قالب وردپرس درنا توس
Home / Business / 4 questions to ask yourself to make sure you save enough to retire

4 questions to ask yourself to make sure you save enough to retire



It is difficult to save on pension because there are so many components in it. How much should you save at retirement? How many years will you spend on retirement? How will social security benefits be included in your pension income?

In addition, retirement savings are highly dependent on your unique situation, which means you can't just look at what other people your age save and assume you should do the same. This is especially true when there is not even agreement among Americans about how much it takes to withdraw. While around 38% of adults say they believe retirement will cost less than $ 250,000, according to a survey by the American Advisors Group, 25% say it will cost $ 1

million or more.

To make sure you save enough to retire comfortably, there are a few questions to ask yourself before retiring.

  Older couple sitting on a bench by the beach.

Image Source: Getty Images.

1. How much money will you need each year in retirement?

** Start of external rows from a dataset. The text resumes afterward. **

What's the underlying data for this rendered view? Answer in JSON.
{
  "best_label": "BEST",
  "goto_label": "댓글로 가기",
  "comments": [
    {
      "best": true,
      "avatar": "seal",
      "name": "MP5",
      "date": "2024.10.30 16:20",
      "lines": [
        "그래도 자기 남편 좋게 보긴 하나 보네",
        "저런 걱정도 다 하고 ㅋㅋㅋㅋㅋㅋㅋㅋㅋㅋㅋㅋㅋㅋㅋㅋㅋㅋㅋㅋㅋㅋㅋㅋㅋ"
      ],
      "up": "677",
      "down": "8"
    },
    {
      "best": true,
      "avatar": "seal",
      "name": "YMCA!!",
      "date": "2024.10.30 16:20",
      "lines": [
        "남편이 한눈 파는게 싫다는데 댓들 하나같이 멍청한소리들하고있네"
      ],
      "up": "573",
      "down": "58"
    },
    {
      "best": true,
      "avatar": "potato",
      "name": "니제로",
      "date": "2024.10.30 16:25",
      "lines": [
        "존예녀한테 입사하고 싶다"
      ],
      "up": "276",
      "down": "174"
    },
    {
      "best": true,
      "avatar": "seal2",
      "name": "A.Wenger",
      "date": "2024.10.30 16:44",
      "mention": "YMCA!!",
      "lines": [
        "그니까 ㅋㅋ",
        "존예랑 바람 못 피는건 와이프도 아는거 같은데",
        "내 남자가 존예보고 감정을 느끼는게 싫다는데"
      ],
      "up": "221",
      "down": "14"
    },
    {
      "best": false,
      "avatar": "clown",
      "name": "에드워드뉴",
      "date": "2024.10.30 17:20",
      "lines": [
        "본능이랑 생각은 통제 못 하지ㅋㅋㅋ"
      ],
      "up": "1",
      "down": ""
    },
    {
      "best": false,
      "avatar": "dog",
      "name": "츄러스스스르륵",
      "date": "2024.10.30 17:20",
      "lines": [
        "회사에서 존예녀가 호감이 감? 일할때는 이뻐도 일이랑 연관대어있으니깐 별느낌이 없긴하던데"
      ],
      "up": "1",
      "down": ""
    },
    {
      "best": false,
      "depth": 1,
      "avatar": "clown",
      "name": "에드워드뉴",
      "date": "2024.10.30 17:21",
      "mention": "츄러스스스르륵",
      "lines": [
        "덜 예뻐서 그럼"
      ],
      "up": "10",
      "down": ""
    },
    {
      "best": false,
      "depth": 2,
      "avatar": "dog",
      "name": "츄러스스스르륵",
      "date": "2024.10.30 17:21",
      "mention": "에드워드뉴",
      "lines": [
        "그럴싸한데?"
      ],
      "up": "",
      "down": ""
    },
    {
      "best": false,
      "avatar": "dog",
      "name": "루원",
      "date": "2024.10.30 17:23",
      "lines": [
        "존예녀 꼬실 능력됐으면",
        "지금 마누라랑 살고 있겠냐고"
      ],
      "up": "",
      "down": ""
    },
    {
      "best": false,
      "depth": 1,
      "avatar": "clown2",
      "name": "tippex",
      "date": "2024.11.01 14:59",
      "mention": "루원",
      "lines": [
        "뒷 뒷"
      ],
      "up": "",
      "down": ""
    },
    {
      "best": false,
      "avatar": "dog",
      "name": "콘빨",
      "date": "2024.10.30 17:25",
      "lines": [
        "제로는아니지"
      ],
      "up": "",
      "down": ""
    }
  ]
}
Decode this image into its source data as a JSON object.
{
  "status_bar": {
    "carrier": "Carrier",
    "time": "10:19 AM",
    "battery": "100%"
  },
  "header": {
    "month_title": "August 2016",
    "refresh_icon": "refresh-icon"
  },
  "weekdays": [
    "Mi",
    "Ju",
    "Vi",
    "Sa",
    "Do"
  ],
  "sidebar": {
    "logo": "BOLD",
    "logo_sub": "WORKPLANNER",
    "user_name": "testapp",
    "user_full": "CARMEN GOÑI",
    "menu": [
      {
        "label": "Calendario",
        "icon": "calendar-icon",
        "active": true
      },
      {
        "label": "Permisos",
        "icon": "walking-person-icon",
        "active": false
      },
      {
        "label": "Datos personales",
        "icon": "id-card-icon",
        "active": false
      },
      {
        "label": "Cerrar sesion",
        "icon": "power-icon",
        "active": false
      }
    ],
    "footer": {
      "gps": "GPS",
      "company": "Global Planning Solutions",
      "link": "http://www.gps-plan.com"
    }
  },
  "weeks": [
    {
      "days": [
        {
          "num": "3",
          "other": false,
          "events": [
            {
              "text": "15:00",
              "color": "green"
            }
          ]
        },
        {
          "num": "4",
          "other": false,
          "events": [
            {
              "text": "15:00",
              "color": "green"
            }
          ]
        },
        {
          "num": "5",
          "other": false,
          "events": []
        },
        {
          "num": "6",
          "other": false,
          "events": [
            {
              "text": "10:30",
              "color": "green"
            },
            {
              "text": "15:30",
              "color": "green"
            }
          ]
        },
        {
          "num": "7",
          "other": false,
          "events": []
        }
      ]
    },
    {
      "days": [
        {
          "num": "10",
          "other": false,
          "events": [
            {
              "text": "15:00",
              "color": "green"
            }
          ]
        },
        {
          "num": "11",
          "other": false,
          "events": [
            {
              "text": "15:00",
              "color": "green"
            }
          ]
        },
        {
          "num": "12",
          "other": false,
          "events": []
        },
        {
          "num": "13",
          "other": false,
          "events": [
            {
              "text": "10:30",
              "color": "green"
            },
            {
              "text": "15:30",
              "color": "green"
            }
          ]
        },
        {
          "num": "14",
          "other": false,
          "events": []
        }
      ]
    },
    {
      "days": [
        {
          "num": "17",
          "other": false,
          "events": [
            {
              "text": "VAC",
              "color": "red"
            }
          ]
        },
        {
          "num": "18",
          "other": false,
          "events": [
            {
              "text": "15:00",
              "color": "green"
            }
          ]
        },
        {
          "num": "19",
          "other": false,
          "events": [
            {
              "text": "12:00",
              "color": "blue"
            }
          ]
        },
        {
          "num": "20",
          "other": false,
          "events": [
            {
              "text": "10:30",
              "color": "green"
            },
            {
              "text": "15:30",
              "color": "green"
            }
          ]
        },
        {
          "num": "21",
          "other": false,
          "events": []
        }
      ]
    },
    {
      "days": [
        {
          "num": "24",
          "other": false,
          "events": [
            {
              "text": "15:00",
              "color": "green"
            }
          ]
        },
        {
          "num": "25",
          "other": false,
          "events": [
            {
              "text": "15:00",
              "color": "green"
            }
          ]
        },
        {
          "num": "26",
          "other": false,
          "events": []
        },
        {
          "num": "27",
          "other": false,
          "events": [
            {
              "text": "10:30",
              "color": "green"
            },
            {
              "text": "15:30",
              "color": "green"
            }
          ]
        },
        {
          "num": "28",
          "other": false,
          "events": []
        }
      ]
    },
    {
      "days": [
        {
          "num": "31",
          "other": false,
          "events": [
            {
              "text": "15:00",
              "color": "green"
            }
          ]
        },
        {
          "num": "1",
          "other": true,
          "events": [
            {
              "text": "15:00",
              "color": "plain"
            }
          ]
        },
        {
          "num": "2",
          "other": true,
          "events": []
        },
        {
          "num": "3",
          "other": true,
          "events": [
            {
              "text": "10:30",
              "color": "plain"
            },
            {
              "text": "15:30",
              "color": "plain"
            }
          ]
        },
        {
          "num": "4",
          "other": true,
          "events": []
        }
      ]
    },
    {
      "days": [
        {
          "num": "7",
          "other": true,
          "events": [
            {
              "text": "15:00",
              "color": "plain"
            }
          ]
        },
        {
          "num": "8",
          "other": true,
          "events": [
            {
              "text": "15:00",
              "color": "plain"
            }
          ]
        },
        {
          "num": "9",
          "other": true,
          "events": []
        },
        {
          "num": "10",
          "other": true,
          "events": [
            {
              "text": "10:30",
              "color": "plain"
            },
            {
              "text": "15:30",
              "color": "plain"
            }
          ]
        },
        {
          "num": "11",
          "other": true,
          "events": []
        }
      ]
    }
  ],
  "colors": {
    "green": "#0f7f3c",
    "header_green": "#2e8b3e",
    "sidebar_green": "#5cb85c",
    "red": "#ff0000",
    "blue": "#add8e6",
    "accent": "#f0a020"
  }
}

The amount you expect to spend each year when you retire will be the basis for how much you should have saved at retirement. It is important to get as accurate an estimate as possible, if you underestimate how much you want to spend, you will run out of money before you had hoped.

A common guideline is to assume that you will spend around 70 to 80% of your income before retirement when you retire. So if you currently spend $ 50,000 a year, you can spend between $ 35,000 and $ 40,000 in retirement. However, this is just an estimate for the ballpark, and the best way to measure your future expenses is to make a retirement budget.

With a retirement budget, you won't be able to plan every penny you want, but you should try your best to at least cover the more substantial costs. For example, just how much will Medicare cost? Planning some expensive vacations? The more accurate your estimate, the better idea you'll have of how much you need to save before retiring.

2. Are you investing aggressively enough to reach your savings goals?

You've worked hard to save for retirement, so it makes sense to want to play it safe with your investments to reduce the risk of potentially losing your money. But playing it too safely can actually be riskier financially.

If your investments do not earn a high return, reaching your savings goals will be extremely challenging – if not impossible. For example, say you are 30 years old with a goal of saving $ 700,000 to 65 years. If you earn 7% annual return on your investment, you need to save $ 425 per month to reach this goal. But if you earn a 2% annual return, you have to save just under $ 1,200 per month.

Even if you start early and save consistently for decades, you need to save significantly more each month to reach goals. Savings accounts, CDs and other "less risky" accounts with lower returns are good for short-term financial needs, but for long-term goals, the best option is to invest in the stock market.

The stock market can be daunting, especially since many people are still recovering financially from the Great Recession. But by investing wisely, you can limit the risk while reaping the rewards. Index funds and equity funds are a good investment choice, because these funds allow you to spread your money into dozens or even hundreds of different stocks. That way you can earn solid enough returns to reach your savings goals while still being safe with your money.

3. How Much Do You Want to Depend on Social Security?

Social Security benefits are designed to replace about 40% of your pre-retirement income, and yet almost half of single benefit recipients and one in five married couples rely on their benefits for at least 90% of their retirement income .

The average Social Security check is only $ 1,471 a month, according to the Social Security Administration, which is difficult for many retirees to live. If you expect your benefits to cover most or all of your retirement expenses, you may be in for a rude awakening.

Fortunately, it's an easy way to see just about what you will get when you start claiming. By creating a mySocialSecurity account, you can get an estimate of your future benefits based on your real income and give you an idea of ​​what to expect to get. When you know how much to spend each year on retirement, in addition to how much you will receive in Social Security benefits, you can decide how much of your retirement income you need to get from your personal savings. [19659010] 4. How will you cover long-term costs?

When you are planning to retire, grow old and spend the last few years in a nursing home, it is probably the last thing you want to think about. But 7 out of 10 retirees will need long-term care at some point, according to the US Department of Health and Human Services, and those who need this type of care will need it on average for three years.

Long-term care is also not usually covered by Medicare, and the average semi-private room of a nursing home will cost you nearly $ 7,000 per month . At that rate, you spend about $ 250,000 on long-term care over three years. You can pay even more in some areas. If you are not prepared for these costs, they can quickly empty your pension fund.

One way to plan for these costs is to enroll in long-term care insurance. The key is to register early, because if you wait until you need long-term care to sign up, you'll either face sky-high prices or be denied coverage altogether.

Long-term care insurance can be expensive, with the average 60-year-old couple paying around $ 3,400 a year in premiums. So you have to decide if the insurance is worth the hefty price tag, or whether you should pay for long-term care out of your own pocket. However, it is important to include these costs in your retirement savings plan so that you are not monitored.

There are so many factors to consider when planning retirement, and it can easily become overwhelming. But by asking yourself some important questions as you plan, you can gauge whether you're on the right track to getting comfortable.


Source link